A certain burger chain has a seasonal beverage that looks the part, but does not help with the whole getting drunk part of St. Patrick's Day. To that end, if you are a responsible adult, I present my solution, The Viking Chef's St. Patty's Day Shake!

Wednesday, March 7, 2018


Everyone loves buttermilk pancakes, but I don't know many people that just keep buttermilk around all the time. Sometimes your wife wakes you up in the morning and is having bad week and wants pancakes and you don't want her to wait while you go shopping. In such cases, it's a good idea to have a simple recipe in your pocket that relies on more basic kitchen essentials. Well, I am here to provide!


2 C flour
2 tbsp sugar
2 tbsp baking powder
½ tsp salt
1.5 C milk
2 tbsp melted butter
2 eggs


Whisk together the flour, sugar, baking powder, and salt before adding in the milk, melted butter, and eggs. Whisk it all together until it is mostly smooth but there are still a few lumps. If you work it until it is completely smooth, the pancakes won't rise as well.

Let the batter sit while you heat up and grease up a cast iron skillet until water droplets splashed on it skitter before evaporating entirely.

Ladle on a ladle full of batter and cook until the edges are done and bubbles in the middle burst without filling immediately. Flip and brown for an additional 30 seconds to a minute.

Store in a warm oven until ready to serve to a grateful world.

Makes 6-7 big pancakes

Note: In the picture above are whole wheat pancakes which use the same parts list just with whole wheat and an additional .25 cup of milk.

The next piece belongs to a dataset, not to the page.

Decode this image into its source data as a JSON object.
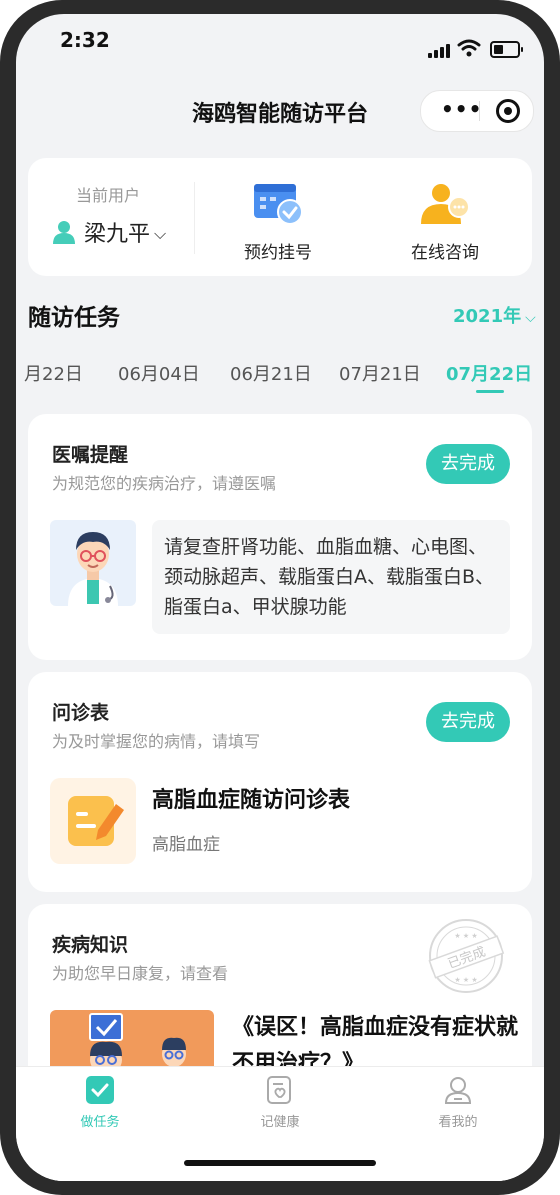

I accidentally bought whole wheat flour for my second go around and just had to wing it a little.